1. They are transitional. Sometimes a company and its branding has to evolve to align itself with its changing market environment. When this happens brands have to provide strong leadership to make sure its loyal consumers do not feel lost by radical changes, such as by an unexpected new logo. Whereas the Gap stranded their old customers with their new brand identity, Starbucks initiated a longer, integrated, and open effort to help their partners and patrons to transition to the rebranding effort. More specifically, by keeping the siren, Starbucks signaled that the familiar retail experience would continue. But importantly, by omitting “Starbucks Coffee” in the logo, it communicated that its business also consisted of non-coffee categories — in the present and possibly more in the future.

2. They are transcendent. Instead of just catering to the idiosyncratic demands of the micro-segments created by new media, brands should also try to aggregate consumers by finding an appeal that can transcend market differences. A recent Harvard Business Review blog about Gangnam style discusses how a video sang almost entirely in Korean nevertheless became a global viral sensation because, at the core, the music, the humorous visual content, and the artist Psy himself were all universally liked. Brands, too, have to search for that kind of power to attract across seemingly variant markets.

3. They are transformable. With digital domains, like smartphone apps, becoming a new and important battleground, branding elements now need to be visible in a much smaller or dynamic setting. Case in point: DC comics now uses a “living identity,” where its new peelable logo reveals its many superheroes. Whereas its former identity was singular and static, the new malleable brand ID can be flexibly fit to properties, characters, and media, such as in digital devices, where consumers can playfully interact with it.

4. They are transparent. Domino’s Pizza created a stir by conducting a bold campaign where it openly discussed the consumer dissatisfaction and quality issues facing the brand and how it was going to overcome them. Brand transparency is important in honestly addressing consumer complaints, especially since, when left alone, they can be spread quickly on social networks. Companies, however, need to determine the proper level of brand transparency by weighing its impact on other branding factors, including trust, mystique, storytelling, and surprise.

While it is true that the changed media landscape has made life difficult for marketers, the good news here is that a transbranding mind-set can help managers cross over the old-school and new-school branding divide.

Dae Ryun Chang is Professor of Marketing at Yonsei School of Business, Seoul, Korea.
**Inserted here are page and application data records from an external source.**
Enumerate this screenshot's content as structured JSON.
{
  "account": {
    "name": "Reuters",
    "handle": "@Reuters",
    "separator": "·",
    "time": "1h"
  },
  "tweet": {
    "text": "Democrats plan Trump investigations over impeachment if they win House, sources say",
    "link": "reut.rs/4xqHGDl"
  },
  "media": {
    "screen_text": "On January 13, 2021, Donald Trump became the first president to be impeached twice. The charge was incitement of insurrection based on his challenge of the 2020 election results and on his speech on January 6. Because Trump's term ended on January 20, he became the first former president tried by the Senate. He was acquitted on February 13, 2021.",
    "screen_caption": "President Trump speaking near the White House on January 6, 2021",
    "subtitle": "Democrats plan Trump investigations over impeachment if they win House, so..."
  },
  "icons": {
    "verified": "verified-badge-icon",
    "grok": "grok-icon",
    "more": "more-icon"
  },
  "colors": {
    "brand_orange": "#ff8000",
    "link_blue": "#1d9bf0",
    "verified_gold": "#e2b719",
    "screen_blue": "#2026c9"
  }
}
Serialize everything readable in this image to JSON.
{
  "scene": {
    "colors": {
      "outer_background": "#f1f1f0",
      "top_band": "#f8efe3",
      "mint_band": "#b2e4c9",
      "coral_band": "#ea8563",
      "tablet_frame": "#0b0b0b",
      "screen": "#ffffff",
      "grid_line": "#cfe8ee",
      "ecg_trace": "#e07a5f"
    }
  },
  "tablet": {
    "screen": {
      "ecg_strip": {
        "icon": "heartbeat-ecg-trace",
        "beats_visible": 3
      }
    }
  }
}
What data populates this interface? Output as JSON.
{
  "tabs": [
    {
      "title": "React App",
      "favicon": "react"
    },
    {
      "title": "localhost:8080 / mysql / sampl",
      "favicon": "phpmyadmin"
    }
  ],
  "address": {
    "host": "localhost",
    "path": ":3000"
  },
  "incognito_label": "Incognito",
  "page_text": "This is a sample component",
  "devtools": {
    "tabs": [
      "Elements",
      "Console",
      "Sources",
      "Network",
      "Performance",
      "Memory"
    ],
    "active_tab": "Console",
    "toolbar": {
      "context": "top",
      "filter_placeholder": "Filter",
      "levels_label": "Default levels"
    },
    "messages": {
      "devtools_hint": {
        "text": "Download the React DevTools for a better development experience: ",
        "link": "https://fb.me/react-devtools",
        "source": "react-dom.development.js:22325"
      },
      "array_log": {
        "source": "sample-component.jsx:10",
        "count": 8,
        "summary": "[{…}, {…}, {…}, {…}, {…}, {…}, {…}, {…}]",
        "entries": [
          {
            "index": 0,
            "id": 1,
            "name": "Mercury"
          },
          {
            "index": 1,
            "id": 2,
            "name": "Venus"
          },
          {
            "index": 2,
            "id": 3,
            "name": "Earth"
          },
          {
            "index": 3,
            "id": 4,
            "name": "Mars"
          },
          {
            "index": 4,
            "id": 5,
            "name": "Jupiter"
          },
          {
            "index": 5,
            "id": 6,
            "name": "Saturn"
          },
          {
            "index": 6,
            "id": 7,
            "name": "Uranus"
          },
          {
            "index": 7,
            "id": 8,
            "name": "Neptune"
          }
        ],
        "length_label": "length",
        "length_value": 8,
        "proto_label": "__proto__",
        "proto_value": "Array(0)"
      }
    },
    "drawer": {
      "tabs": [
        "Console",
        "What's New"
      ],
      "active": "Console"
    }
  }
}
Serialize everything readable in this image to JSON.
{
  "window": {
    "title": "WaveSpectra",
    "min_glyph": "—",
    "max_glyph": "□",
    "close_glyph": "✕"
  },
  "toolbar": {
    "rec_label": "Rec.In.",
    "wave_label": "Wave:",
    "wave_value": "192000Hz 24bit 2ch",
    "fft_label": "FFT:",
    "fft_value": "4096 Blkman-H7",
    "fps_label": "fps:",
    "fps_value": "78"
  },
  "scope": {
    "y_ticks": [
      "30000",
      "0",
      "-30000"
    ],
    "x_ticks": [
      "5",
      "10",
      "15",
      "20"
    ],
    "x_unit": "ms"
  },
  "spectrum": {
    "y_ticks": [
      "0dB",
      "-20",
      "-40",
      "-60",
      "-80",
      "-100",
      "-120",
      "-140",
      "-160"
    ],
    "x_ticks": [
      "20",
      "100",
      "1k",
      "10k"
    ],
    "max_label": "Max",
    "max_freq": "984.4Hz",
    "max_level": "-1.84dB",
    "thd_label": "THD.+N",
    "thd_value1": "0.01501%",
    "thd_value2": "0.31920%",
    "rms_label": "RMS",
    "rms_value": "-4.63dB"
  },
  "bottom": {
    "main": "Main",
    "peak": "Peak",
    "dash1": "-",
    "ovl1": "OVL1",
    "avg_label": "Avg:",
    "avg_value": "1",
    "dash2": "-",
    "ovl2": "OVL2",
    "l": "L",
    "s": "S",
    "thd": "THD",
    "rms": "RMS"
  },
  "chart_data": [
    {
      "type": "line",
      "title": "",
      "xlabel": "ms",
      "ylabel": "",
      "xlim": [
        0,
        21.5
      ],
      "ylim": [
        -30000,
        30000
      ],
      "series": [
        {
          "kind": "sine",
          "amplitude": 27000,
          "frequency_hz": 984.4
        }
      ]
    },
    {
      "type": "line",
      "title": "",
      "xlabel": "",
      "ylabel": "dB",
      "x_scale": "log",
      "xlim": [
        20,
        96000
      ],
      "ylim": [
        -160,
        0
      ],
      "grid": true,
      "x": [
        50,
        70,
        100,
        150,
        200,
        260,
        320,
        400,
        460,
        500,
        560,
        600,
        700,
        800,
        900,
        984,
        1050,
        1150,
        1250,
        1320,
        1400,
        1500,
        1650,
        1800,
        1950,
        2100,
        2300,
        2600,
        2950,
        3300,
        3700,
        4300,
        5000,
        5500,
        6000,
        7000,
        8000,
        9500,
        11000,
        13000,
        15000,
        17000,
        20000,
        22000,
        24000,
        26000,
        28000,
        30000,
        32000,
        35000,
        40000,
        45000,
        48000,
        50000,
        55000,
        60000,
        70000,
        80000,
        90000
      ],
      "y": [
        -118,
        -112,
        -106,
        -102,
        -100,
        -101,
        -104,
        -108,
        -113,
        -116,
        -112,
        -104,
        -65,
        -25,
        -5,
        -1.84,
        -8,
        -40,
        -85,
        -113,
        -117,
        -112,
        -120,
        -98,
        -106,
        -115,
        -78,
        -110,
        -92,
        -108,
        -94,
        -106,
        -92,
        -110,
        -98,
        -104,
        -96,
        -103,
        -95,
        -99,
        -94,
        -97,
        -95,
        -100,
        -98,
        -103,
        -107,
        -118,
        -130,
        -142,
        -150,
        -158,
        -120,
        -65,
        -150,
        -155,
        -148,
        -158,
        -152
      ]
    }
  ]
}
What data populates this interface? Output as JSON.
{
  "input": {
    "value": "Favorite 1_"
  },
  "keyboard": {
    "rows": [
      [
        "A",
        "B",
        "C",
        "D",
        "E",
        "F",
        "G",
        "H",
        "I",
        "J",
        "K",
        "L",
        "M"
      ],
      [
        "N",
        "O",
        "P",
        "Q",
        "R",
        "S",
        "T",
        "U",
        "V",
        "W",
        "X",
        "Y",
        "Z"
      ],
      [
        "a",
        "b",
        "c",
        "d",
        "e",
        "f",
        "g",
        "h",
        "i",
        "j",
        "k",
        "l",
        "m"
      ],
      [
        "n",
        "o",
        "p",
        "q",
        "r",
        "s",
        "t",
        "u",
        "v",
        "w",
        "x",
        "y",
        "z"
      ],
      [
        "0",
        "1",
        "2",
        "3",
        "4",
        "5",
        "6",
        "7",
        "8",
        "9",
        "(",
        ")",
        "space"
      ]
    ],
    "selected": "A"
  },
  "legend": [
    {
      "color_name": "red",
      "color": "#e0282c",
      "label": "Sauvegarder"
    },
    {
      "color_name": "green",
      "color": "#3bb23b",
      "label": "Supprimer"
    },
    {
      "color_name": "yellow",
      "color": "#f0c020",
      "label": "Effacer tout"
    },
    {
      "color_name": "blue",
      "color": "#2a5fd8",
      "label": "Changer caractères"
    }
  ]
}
Follow him on Twitter at @daeryun. Don Ryun Chang is professor of branding and design management in the department of visual communication at Hongik University and a former President of the International Council of Graphic Design Associations.